● **What is expected**:
In the entries that follow, count each line containing "contents" and state the total, nothing more.

::: Records shown

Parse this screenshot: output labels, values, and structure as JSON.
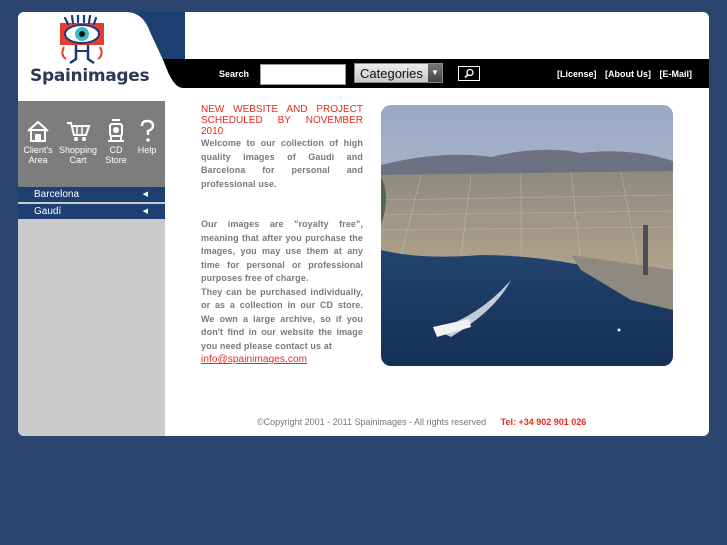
{
  "brand": {
    "name": "Spainimages"
  },
  "topbar": {
    "search_label": "Search",
    "search_value": "",
    "categories_label": "Categories",
    "links": [
      "[License]",
      "[About Us]",
      "[E-Mail]"
    ]
  },
  "sidebar": {
    "icons": [
      {
        "icon": "house-icon",
        "label_1": "Client's",
        "label_2": "Area"
      },
      {
        "icon": "shopping-cart-icon",
        "label_1": "Shopping",
        "label_2": "Cart"
      },
      {
        "icon": "cd-store-icon",
        "label_1": "CD",
        "label_2": "Store"
      },
      {
        "icon": "help-icon",
        "label_1": "Help",
        "label_2": ""
      }
    ],
    "nav": [
      "Barcelona",
      "Gaudí"
    ]
  },
  "main": {
    "headline": "NEW WEBSITE AND PROJECT SCHEDULED BY NOVEMBER 2010",
    "para1": "Welcome to our collection of high quality images of Gaudi and Barcelona for personal and professional use.",
    "para2": "Our images are \"royalty free\", meaning that after you purchase the Images, you may use them at any time for personal or professional purposes free of charge.",
    "para3": "They can be purchased individually, or as a collection in our CD store. We own a large archive, so if you don't find in our website the image you need please contact us at",
    "email": "info@spainimages.com"
  },
  "footer": {
    "copyright": "©Copyright 2001 - 2011 Spainimages - All rights reserved",
    "tel": "Tel: +34 902 901 026"
  },
  "colors": {
    "background": "#2c4470",
    "accent_red": "#e52b1f",
    "nav_blue": "#1e3f72"
  }
}
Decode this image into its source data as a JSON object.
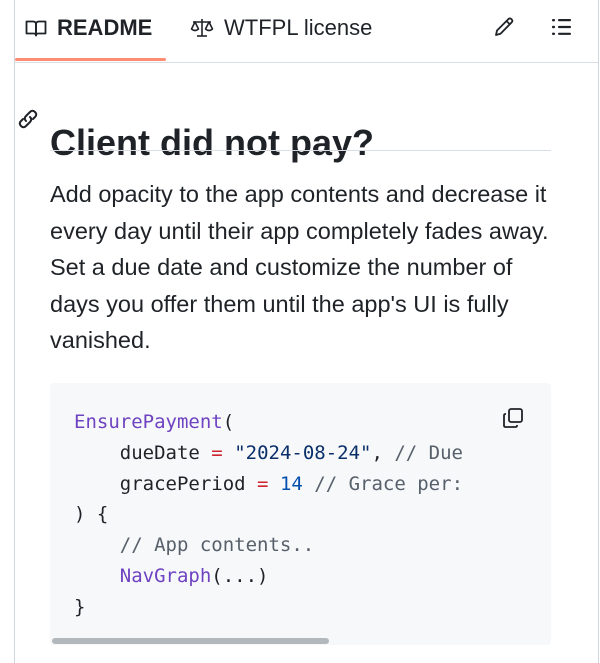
{
  "tabs": {
    "readme_label": "README",
    "license_label": "WTFPL license",
    "readme_icon": "book-icon",
    "license_icon": "scale-icon"
  },
  "toolbar": {
    "edit_icon": "pencil-icon",
    "outline_icon": "list-icon"
  },
  "heading": {
    "title": "Client did not pay?",
    "anchor_icon": "link-icon"
  },
  "paragraph": "Add opacity to the app contents and decrease it every day until their app completely fades away. Set a due date and customize the number of days you offer them until the app's UI is fully vanished.",
  "code": {
    "lines": [
      {
        "indent": "",
        "parts": [
          [
            "fn",
            "EnsurePayment"
          ],
          [
            "",
            "("
          ]
        ]
      },
      {
        "indent": "    ",
        "parts": [
          [
            "",
            "dueDate "
          ],
          [
            "op",
            "="
          ],
          [
            "",
            " "
          ],
          [
            "str",
            "\"2024-08-24\""
          ],
          [
            "",
            ", "
          ],
          [
            "cmt",
            "// Due"
          ]
        ]
      },
      {
        "indent": "    ",
        "parts": [
          [
            "",
            "gracePeriod "
          ],
          [
            "op",
            "="
          ],
          [
            "",
            " "
          ],
          [
            "num",
            "14"
          ],
          [
            "",
            " "
          ],
          [
            "cmt",
            "// Grace per:"
          ]
        ]
      },
      {
        "indent": "",
        "parts": [
          [
            "",
            ") {"
          ]
        ]
      },
      {
        "indent": "    ",
        "parts": [
          [
            "cmt",
            "// App contents.."
          ]
        ]
      },
      {
        "indent": "    ",
        "parts": [
          [
            "fn",
            "NavGraph"
          ],
          [
            "",
            "(...)"
          ]
        ]
      },
      {
        "indent": "",
        "parts": [
          [
            "",
            "}"
          ]
        ]
      }
    ],
    "copy_icon": "copy-icon"
  },
  "colors": {
    "tab_underline": "#fd8c73",
    "code_background": "#f6f8fa"
  }
}
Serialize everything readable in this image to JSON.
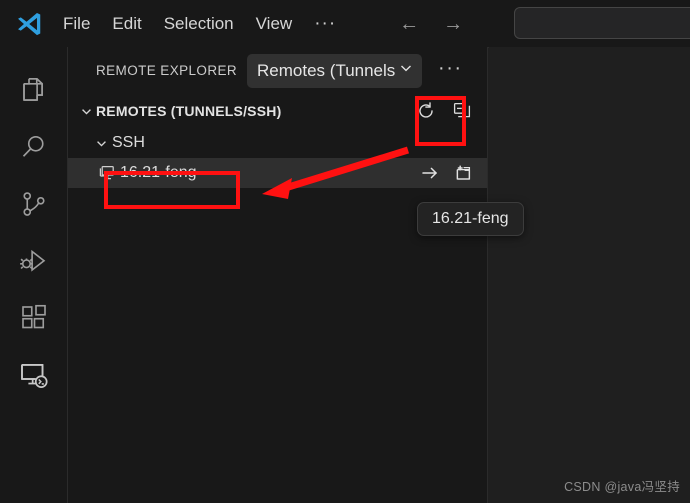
{
  "titlebar": {
    "logo_icon": "vscode-logo",
    "menu": [
      {
        "label": "File"
      },
      {
        "label": "Edit"
      },
      {
        "label": "Selection"
      },
      {
        "label": "View"
      },
      {
        "label": "···"
      }
    ],
    "nav": {
      "back_icon": "arrow-left-icon",
      "back_glyph": "←",
      "forward_icon": "arrow-right-icon",
      "forward_glyph": "→"
    },
    "command_bar": {
      "value": "",
      "placeholder": ""
    }
  },
  "activitybar": {
    "items": [
      {
        "icon": "explorer-files-icon",
        "label": "Explorer"
      },
      {
        "icon": "search-icon",
        "label": "Search"
      },
      {
        "icon": "source-control-branch-icon",
        "label": "Source Control"
      },
      {
        "icon": "run-and-debug-icon",
        "label": "Run and Debug"
      },
      {
        "icon": "extensions-blocks-icon",
        "label": "Extensions"
      },
      {
        "icon": "remote-explorer-monitor-icon",
        "label": "Remote Explorer"
      }
    ]
  },
  "sidebar": {
    "title": "REMOTE EXPLORER",
    "dropdown": {
      "label": "Remotes (Tunnels",
      "chevron_icon": "chevron-down-icon"
    },
    "more_actions": {
      "label": "···",
      "icon": "more-actions-icon"
    },
    "section": {
      "title": "REMOTES (TUNNELS/SSH)",
      "twisty_icon": "chevron-down-icon",
      "actions": [
        {
          "icon": "refresh-icon",
          "label": "Refresh"
        },
        {
          "icon": "collapse-all-icon",
          "label": "Collapse All"
        }
      ]
    },
    "tree": [
      {
        "label": "SSH",
        "twisty_icon": "chevron-down-icon",
        "level": 1,
        "selected": false
      },
      {
        "label": "16.21-feng",
        "icon": "vm-monitor-icon",
        "level": 2,
        "selected": true,
        "actions": [
          {
            "icon": "connect-arrow-icon",
            "label": "Connect in Current Window",
            "glyph": "→"
          },
          {
            "icon": "connect-new-window-icon",
            "label": "Connect in New Window"
          }
        ]
      }
    ]
  },
  "tooltip": {
    "text": "16.21-feng"
  },
  "annotations": {
    "box_refresh": {
      "target": "refresh-icon",
      "color": "#ff1111"
    },
    "box_tree_item": {
      "target": "16.21-feng",
      "color": "#ff1111"
    },
    "arrow": {
      "color": "#ff1111",
      "from": "refresh-icon",
      "to": "16.21-feng"
    }
  },
  "watermark": {
    "text": "CSDN @java冯坚持"
  },
  "colors": {
    "titlebar_bg": "#181818",
    "activitybar_bg": "#181818",
    "sidebar_bg": "#181818",
    "editor_bg": "#1f1f1f",
    "selection_bg": "#2f2f2f",
    "dropdown_bg": "#313131",
    "text": "#cccccc",
    "accent_red": "#ff1111",
    "logo_blue": "#2f9fdf"
  }
}
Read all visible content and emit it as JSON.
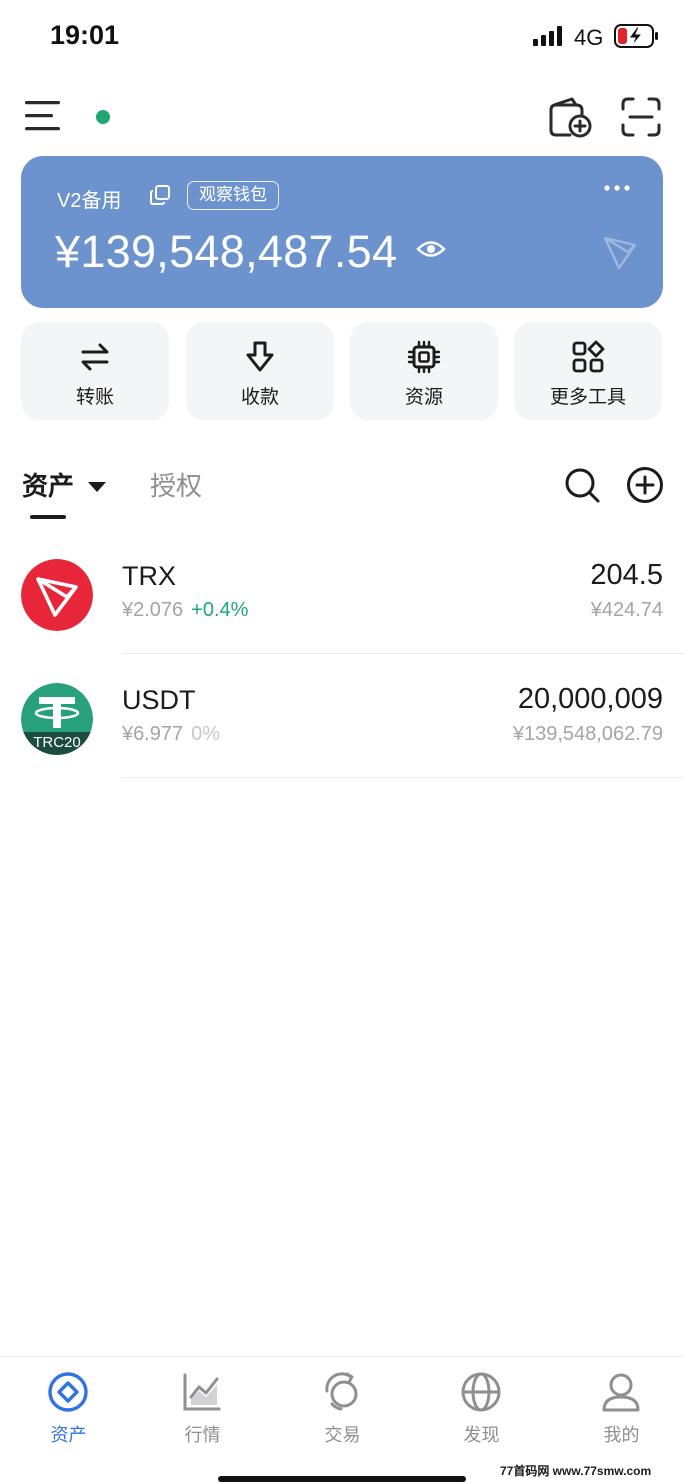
{
  "status_bar": {
    "time": "19:01",
    "network": "4G",
    "icons": [
      "signal-icon",
      "battery-charging-icon"
    ]
  },
  "header": {
    "icons": [
      "menu-icon",
      "add-wallet-icon",
      "scan-icon"
    ],
    "online_color": "#1fa774"
  },
  "wallet_card": {
    "name": "V2备用",
    "badge": "观察钱包",
    "balance": "¥139,548,487.54",
    "color": "#6d93cf",
    "icons": [
      "copy-icon",
      "more-icon",
      "eye-icon",
      "tron-watermark-icon"
    ]
  },
  "actions": [
    {
      "label": "转账",
      "icon": "transfer-icon"
    },
    {
      "label": "收款",
      "icon": "receive-icon"
    },
    {
      "label": "资源",
      "icon": "chip-icon"
    },
    {
      "label": "更多工具",
      "icon": "apps-icon"
    }
  ],
  "tabs": {
    "assets": "资产",
    "authorization": "授权",
    "icons": [
      "search-icon",
      "add-circle-icon"
    ]
  },
  "tokens": [
    {
      "symbol": "TRX",
      "price": "¥2.076",
      "change": "+0.4%",
      "change_color": "#1fa774",
      "amount": "204.5",
      "value": "¥424.74",
      "logo": "tron-logo"
    },
    {
      "symbol": "USDT",
      "price": "¥6.977",
      "change": "0%",
      "change_color": "#c7c7cc",
      "amount": "20,000,009",
      "value": "¥139,548,062.79",
      "logo": "tether-trc20-logo",
      "logo_label": "TRC20"
    }
  ],
  "bottom_nav": [
    {
      "label": "资产",
      "icon": "assets-icon",
      "active": true
    },
    {
      "label": "行情",
      "icon": "market-chart-icon",
      "active": false
    },
    {
      "label": "交易",
      "icon": "swap-icon",
      "active": false
    },
    {
      "label": "发现",
      "icon": "globe-icon",
      "active": false
    },
    {
      "label": "我的",
      "icon": "profile-icon",
      "active": false
    }
  ],
  "accent_color": "#2f72e0",
  "footer_watermark": "77首码网 www.77smw.com"
}
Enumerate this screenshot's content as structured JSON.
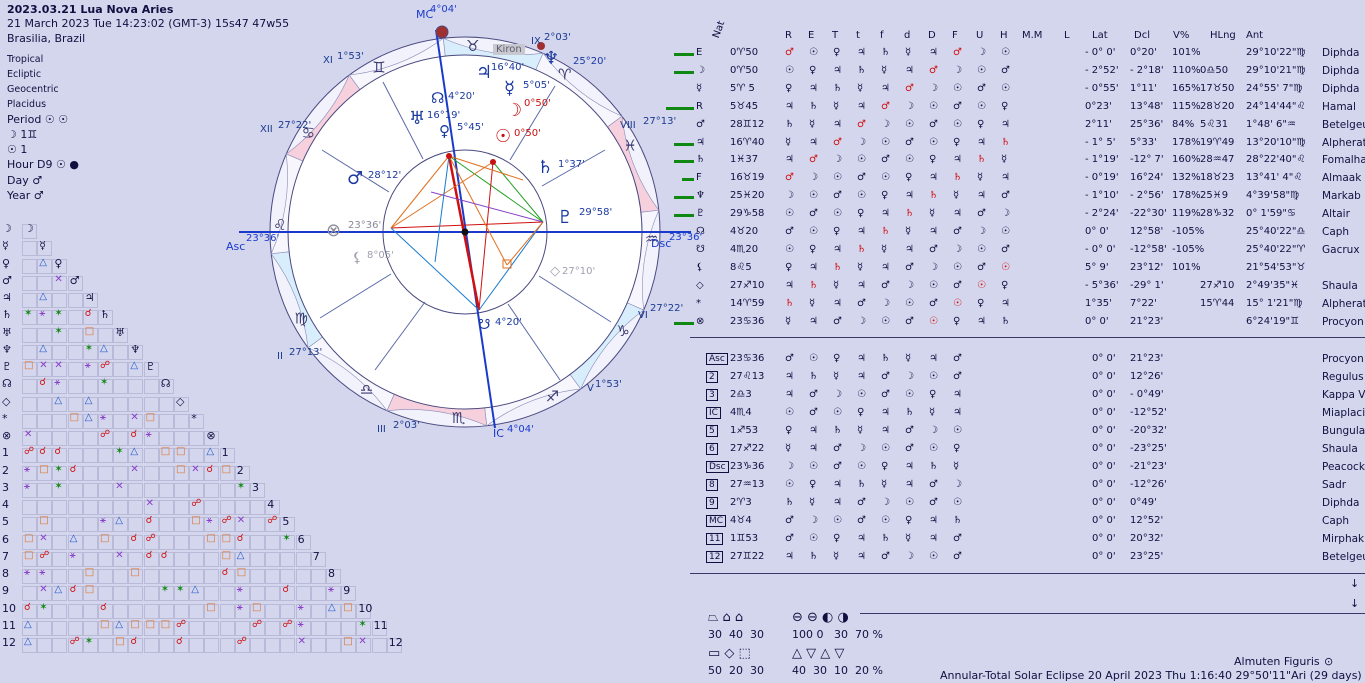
{
  "header": {
    "title": "2023.03.21 Lua Nova Aries",
    "datetime": "21 March 2023  Tue  14:23:02 (GMT-3) 15s47  47w55",
    "place": "Brasilia, Brazil"
  },
  "options": [
    "Tropical",
    "Ecliptic",
    "Geocentric",
    "Placidus"
  ],
  "period": {
    "label": "Period",
    "values": [
      "☉",
      "☉"
    ]
  },
  "moon_line": "☽  1♊",
  "sun_line": "☉   1",
  "hour": {
    "label": "Hour D9",
    "values": [
      "☉",
      "●"
    ]
  },
  "day": {
    "label": "Day",
    "value": "♂"
  },
  "year": {
    "label": "Year",
    "value": "♂"
  },
  "chart": {
    "houses": {
      "mc": "MC",
      "mc_deg": "4°04'",
      "asc": "Asc",
      "asc_deg": "23°36'",
      "dsc": "Dsc",
      "dsc_deg": "23°36'",
      "ic": "IC",
      "ic_deg": "4°04'",
      "cusps": [
        {
          "num": "XI",
          "deg": "1°53'"
        },
        {
          "num": "XII",
          "deg": "27°22'"
        },
        {
          "num": "II",
          "deg": "27°13'"
        },
        {
          "num": "III",
          "deg": "2°03'"
        },
        {
          "num": "VIII",
          "deg": "27°13'"
        },
        {
          "num": "IX",
          "deg": "2°03'"
        },
        {
          "num": "V",
          "deg": "1°53'"
        },
        {
          "num": "VI",
          "deg": "27°22'"
        }
      ]
    },
    "planets": [
      {
        "glyph": "♆",
        "deg": "25°20'",
        "color": "#1a3aa0"
      },
      {
        "glyph": "♃",
        "deg": "16°40'",
        "color": "#1a3aa0"
      },
      {
        "glyph": "☿",
        "deg": "5°05'",
        "color": "#1a3aa0"
      },
      {
        "glyph": "☽",
        "deg": "0°50'",
        "color": "#c81010"
      },
      {
        "glyph": "☉",
        "deg": "0°50'",
        "color": "#c81010"
      },
      {
        "glyph": "♄",
        "deg": "1°37'",
        "color": "#1a3aa0"
      },
      {
        "glyph": "♇",
        "deg": "29°58'",
        "color": "#1a3aa0"
      },
      {
        "glyph": "♅",
        "deg": "16°19'",
        "color": "#1a3aa0"
      },
      {
        "glyph": "♀",
        "deg": "5°45'",
        "color": "#1a3aa0"
      },
      {
        "glyph": "☊",
        "deg": "4°20'",
        "color": "#1a3aa0"
      },
      {
        "glyph": "♂",
        "deg": "28°12'",
        "color": "#1a3aa0"
      },
      {
        "glyph": "⊗",
        "deg": "23°36'",
        "color": "#8a8a9a"
      },
      {
        "glyph": "⚸",
        "deg": "8°05'",
        "color": "#a0a0b0"
      },
      {
        "glyph": "◇",
        "deg": "27°10'",
        "color": "#a0a0b0"
      },
      {
        "glyph": "☋",
        "deg": "4°20'",
        "color": "#1a3aa0"
      }
    ],
    "kiron": "Kiron"
  },
  "table_headers": [
    "Nat",
    "R",
    "E",
    "T",
    "t",
    "f",
    "d",
    "D",
    "F",
    "U",
    "H",
    "M.M",
    "L",
    "Lat",
    "Dcl",
    "V%",
    "HLng",
    "Ant"
  ],
  "rows": [
    {
      "p": "E",
      "pos": "0♈50",
      "lat": "- 0° 0'",
      "dcl": "0°20'",
      "v": "101%",
      "h": "",
      "ant": "29°10'22\"♍",
      "star": "Diphda"
    },
    {
      "p": "☽",
      "pos": "0♈50",
      "lat": "- 2°52'",
      "dcl": "- 2°18'",
      "v": "110%",
      "h": "0♎50",
      "ant": "29°10'21\"♍",
      "star": "Diphda"
    },
    {
      "p": "☿",
      "pos": "5♈ 5",
      "lat": "- 0°55'",
      "dcl": "1°11'",
      "v": "165%",
      "h": "17♉50",
      "ant": "24°55' 7\"♍",
      "star": "Diphda"
    },
    {
      "p": "R",
      "pos": "5♉45",
      "lat": "0°23'",
      "dcl": "13°48'",
      "v": "115%",
      "h": "28♉20",
      "ant": "24°14'44\"♌",
      "star": "Hamal"
    },
    {
      "p": "♂",
      "pos": "28♊12",
      "lat": "2°11'",
      "dcl": "25°36'",
      "v": "84%",
      "h": "5♌31",
      "ant": "1°48' 6\"♒",
      "star": "Betelgeuse"
    },
    {
      "p": "♃",
      "pos": "16♈40",
      "lat": "- 1° 5'",
      "dcl": "5°33'",
      "v": "178%",
      "h": "19♈49",
      "ant": "13°20'10\"♍",
      "star": "Alpheratz"
    },
    {
      "p": "♄",
      "pos": "1♓37",
      "lat": "- 1°19'",
      "dcl": "-12° 7'",
      "v": "160%",
      "h": "28♒47",
      "ant": "28°22'40\"♌",
      "star": "Fomalhaut"
    },
    {
      "p": "F",
      "pos": "16♉19",
      "lat": "- 0°19'",
      "dcl": "16°24'",
      "v": "132%",
      "h": "18♉23",
      "ant": "13°41' 4\"♌",
      "star": "Almaak"
    },
    {
      "p": "♆",
      "pos": "25♓20",
      "lat": "- 1°10'",
      "dcl": "- 2°56'",
      "v": "178%",
      "h": "25♓9",
      "ant": "4°39'58\"♍",
      "star": "Markab"
    },
    {
      "p": "♇",
      "pos": "29♑58",
      "lat": "- 2°24'",
      "dcl": "-22°30'",
      "v": "119%",
      "h": "28♑32",
      "ant": "0° 1'59\"♋",
      "star": "Altair"
    },
    {
      "p": "☊",
      "pos": "4♉20",
      "lat": "0° 0'",
      "dcl": "12°58'",
      "v": "-105%",
      "h": "",
      "ant": "25°40'22\"♎",
      "star": "Caph"
    },
    {
      "p": "☋",
      "pos": "4♏20",
      "lat": "- 0° 0'",
      "dcl": "-12°58'",
      "v": "-105%",
      "h": "",
      "ant": "25°40'22\"♈",
      "star": "Gacrux"
    },
    {
      "p": "⚸",
      "pos": "8♌5",
      "lat": "5° 9'",
      "dcl": "23°12'",
      "v": "101%",
      "h": "",
      "ant": "21°54'53\"♉",
      "star": ""
    },
    {
      "p": "◇",
      "pos": "27♐10",
      "lat": "- 5°36'",
      "dcl": "-29° 1'",
      "v": "",
      "h": "27♐10",
      "ant": "2°49'35\"♓",
      "star": "Shaula"
    },
    {
      "p": "*",
      "pos": "14♈59",
      "lat": "1°35'",
      "dcl": "7°22'",
      "v": "",
      "h": "15♈44",
      "ant": "15° 1'21\"♍",
      "star": "Alpheratz"
    },
    {
      "p": "⊗",
      "pos": "23♋36",
      "lat": "0° 0'",
      "dcl": "21°23'",
      "v": "",
      "h": "",
      "ant": "6°24'19\"♊",
      "star": "Procyon"
    }
  ],
  "house_rows": [
    {
      "p": "Asc",
      "pos": "23♋36",
      "lat": "0° 0'",
      "dcl": "21°23'",
      "star": "Procyon"
    },
    {
      "p": "2",
      "pos": "27♌13",
      "lat": "0° 0'",
      "dcl": "12°26'",
      "star": "Regulus"
    },
    {
      "p": "3",
      "pos": "2♎3",
      "lat": "0° 0'",
      "dcl": "- 0°49'",
      "star": "Kappa Velorum"
    },
    {
      "p": "IC",
      "pos": "4♏4",
      "lat": "0° 0'",
      "dcl": "-12°52'",
      "star": "Miaplacidus"
    },
    {
      "p": "5",
      "pos": "1♐53",
      "lat": "0° 0'",
      "dcl": "-20°32'",
      "star": "Bungula"
    },
    {
      "p": "6",
      "pos": "27♐22",
      "lat": "0° 0'",
      "dcl": "-23°25'",
      "star": "Shaula"
    },
    {
      "p": "Dsc",
      "pos": "23♑36",
      "lat": "0° 0'",
      "dcl": "-21°23'",
      "star": "Peacock"
    },
    {
      "p": "8",
      "pos": "27♒13",
      "lat": "0° 0'",
      "dcl": "-12°26'",
      "star": "Sadr"
    },
    {
      "p": "9",
      "pos": "2♈3",
      "lat": "0° 0'",
      "dcl": "0°49'",
      "star": "Diphda"
    },
    {
      "p": "MC",
      "pos": "4♉4",
      "lat": "0° 0'",
      "dcl": "12°52'",
      "star": "Caph"
    },
    {
      "p": "11",
      "pos": "1♊53",
      "lat": "0° 0'",
      "dcl": "20°32'",
      "star": "Mirphak"
    },
    {
      "p": "12",
      "pos": "27♊22",
      "lat": "0° 0'",
      "dcl": "23°25'",
      "star": "Betelgeuse"
    }
  ],
  "stats": {
    "row1": [
      "30",
      "40",
      "30"
    ],
    "row2": [
      "50",
      "20",
      "30"
    ],
    "row1b": [
      "100",
      "0",
      "30",
      "70 %"
    ],
    "row2b": [
      "40",
      "30",
      "10",
      "20 %"
    ]
  },
  "almuten": "Almuten Figuris",
  "eclipse": "Annular-Total Solar Eclipse 20 April 2023 Thu  1:16:40 29°50'11\"Ari (29 days)"
}
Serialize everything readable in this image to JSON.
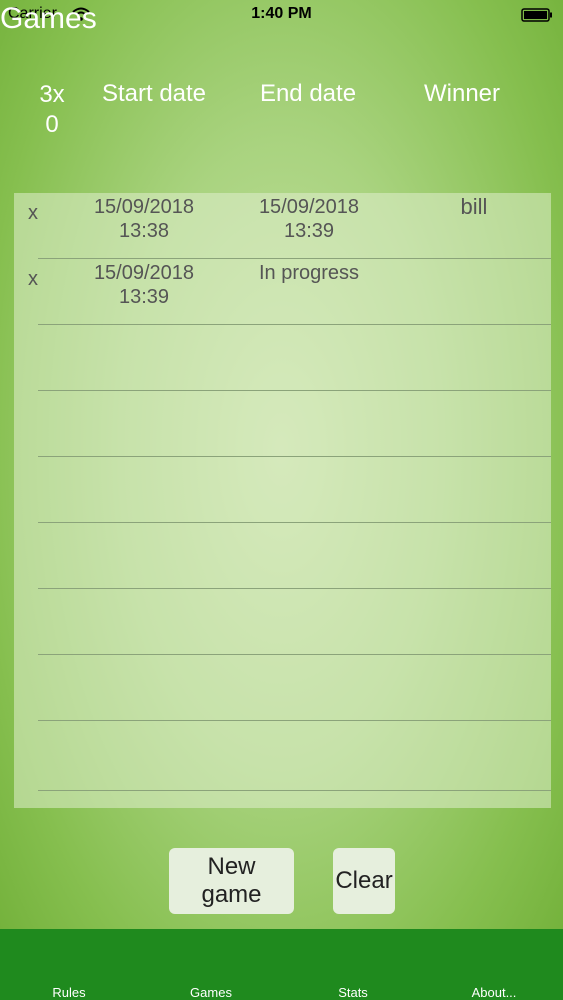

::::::

● **Answer below**:
2